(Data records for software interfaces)

---+---

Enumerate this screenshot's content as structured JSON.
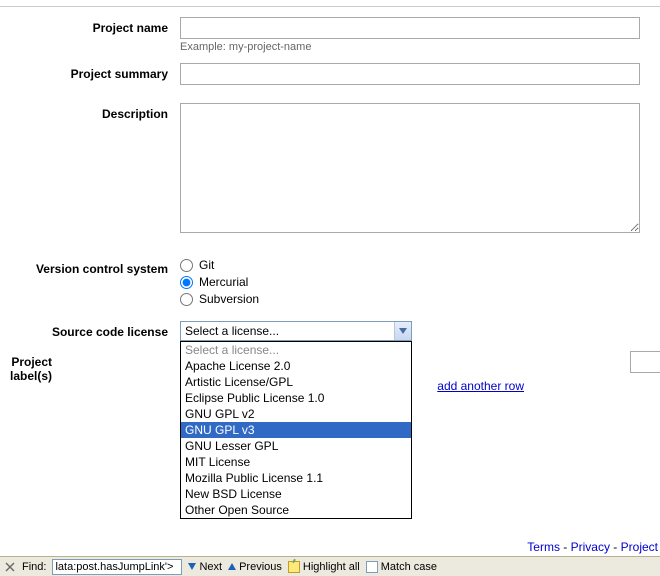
{
  "form": {
    "project_name": {
      "label": "Project name",
      "value": "",
      "hint": "Example: my-project-name"
    },
    "project_summary": {
      "label": "Project summary",
      "value": ""
    },
    "description": {
      "label": "Description",
      "value": ""
    },
    "vcs": {
      "label": "Version control system",
      "options": [
        "Git",
        "Mercurial",
        "Subversion"
      ],
      "selected": "Mercurial"
    },
    "license": {
      "label": "Source code license",
      "selected_display": "Select a license...",
      "options": [
        "Select a license...",
        "Apache License 2.0",
        "Artistic License/GPL",
        "Eclipse Public License 1.0",
        "GNU GPL v2",
        "GNU GPL v3",
        "GNU Lesser GPL",
        "MIT License",
        "Mozilla Public License 1.1",
        "New BSD License",
        "Other Open Source"
      ],
      "highlighted": "GNU GPL v3"
    },
    "project_labels": {
      "label": "Project label(s)",
      "add_link": "add another row"
    }
  },
  "footer": {
    "terms": "Terms",
    "privacy": "Privacy",
    "project": "Project",
    "sep": " - "
  },
  "findbar": {
    "label": "Find:",
    "value": "lata:post.hasJumpLink'>",
    "next": "Next",
    "previous": "Previous",
    "highlight": "Highlight all",
    "matchcase": "Match case"
  }
}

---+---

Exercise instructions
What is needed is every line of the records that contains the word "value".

Output of the exercise
      "value": "",
      "value": ""
      "value": ""
    "value": "lata:post.hasJumpLink'>",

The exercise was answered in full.